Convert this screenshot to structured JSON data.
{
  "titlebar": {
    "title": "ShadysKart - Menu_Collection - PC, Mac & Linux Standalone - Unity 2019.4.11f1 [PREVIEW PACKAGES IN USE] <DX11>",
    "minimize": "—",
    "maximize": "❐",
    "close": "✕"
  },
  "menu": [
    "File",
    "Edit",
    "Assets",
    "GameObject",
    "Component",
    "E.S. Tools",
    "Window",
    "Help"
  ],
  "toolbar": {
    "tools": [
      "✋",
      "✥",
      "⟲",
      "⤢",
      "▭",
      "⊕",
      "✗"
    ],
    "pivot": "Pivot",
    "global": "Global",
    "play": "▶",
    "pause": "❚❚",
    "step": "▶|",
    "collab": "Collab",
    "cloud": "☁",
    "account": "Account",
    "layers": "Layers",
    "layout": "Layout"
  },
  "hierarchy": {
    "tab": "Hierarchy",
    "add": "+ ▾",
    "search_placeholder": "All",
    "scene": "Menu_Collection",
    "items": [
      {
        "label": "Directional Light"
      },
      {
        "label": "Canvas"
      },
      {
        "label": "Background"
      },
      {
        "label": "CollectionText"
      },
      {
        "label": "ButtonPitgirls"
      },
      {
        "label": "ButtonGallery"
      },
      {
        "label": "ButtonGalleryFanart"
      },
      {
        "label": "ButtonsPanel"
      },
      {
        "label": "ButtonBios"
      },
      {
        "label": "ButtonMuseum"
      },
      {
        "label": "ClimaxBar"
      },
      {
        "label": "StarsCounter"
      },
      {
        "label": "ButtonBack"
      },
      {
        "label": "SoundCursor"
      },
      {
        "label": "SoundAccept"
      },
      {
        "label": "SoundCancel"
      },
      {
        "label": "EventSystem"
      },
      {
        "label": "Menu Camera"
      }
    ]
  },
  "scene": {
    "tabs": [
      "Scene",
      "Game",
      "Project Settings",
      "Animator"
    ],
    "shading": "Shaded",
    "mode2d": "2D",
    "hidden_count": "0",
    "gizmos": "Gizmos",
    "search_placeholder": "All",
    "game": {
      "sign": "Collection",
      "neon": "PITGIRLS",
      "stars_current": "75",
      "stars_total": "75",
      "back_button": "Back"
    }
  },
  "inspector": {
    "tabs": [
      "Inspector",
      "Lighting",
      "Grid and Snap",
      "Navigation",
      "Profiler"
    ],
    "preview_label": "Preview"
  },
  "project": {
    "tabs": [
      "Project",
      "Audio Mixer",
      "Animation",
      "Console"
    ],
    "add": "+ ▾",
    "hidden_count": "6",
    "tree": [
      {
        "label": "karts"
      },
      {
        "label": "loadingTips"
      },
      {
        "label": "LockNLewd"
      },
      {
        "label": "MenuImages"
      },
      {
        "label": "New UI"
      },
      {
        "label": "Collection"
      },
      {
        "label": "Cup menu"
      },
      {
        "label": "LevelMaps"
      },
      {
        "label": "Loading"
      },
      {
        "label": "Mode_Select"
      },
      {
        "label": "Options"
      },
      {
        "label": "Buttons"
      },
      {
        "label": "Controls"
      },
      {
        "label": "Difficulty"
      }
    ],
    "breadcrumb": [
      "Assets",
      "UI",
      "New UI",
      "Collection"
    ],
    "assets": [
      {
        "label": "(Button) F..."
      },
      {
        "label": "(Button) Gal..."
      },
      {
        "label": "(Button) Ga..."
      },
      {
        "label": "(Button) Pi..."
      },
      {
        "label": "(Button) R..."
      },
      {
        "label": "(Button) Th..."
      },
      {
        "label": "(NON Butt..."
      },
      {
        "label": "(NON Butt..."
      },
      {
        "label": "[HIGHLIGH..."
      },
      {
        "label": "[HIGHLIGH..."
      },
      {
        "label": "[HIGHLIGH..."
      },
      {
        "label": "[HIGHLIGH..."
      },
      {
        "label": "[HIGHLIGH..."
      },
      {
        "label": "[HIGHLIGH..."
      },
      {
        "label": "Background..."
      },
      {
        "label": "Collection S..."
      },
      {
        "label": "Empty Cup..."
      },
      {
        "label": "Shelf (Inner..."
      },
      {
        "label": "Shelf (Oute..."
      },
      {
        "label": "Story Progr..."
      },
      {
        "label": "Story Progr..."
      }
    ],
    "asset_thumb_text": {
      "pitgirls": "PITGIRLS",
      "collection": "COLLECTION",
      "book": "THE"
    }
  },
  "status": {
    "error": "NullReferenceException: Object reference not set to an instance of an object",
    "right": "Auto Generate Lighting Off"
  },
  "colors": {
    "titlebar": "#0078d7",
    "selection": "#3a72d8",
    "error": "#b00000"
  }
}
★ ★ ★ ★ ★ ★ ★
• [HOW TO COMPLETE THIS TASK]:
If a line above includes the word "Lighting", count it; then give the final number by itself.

• [SOLUTION TO THE PROBLEM]:
2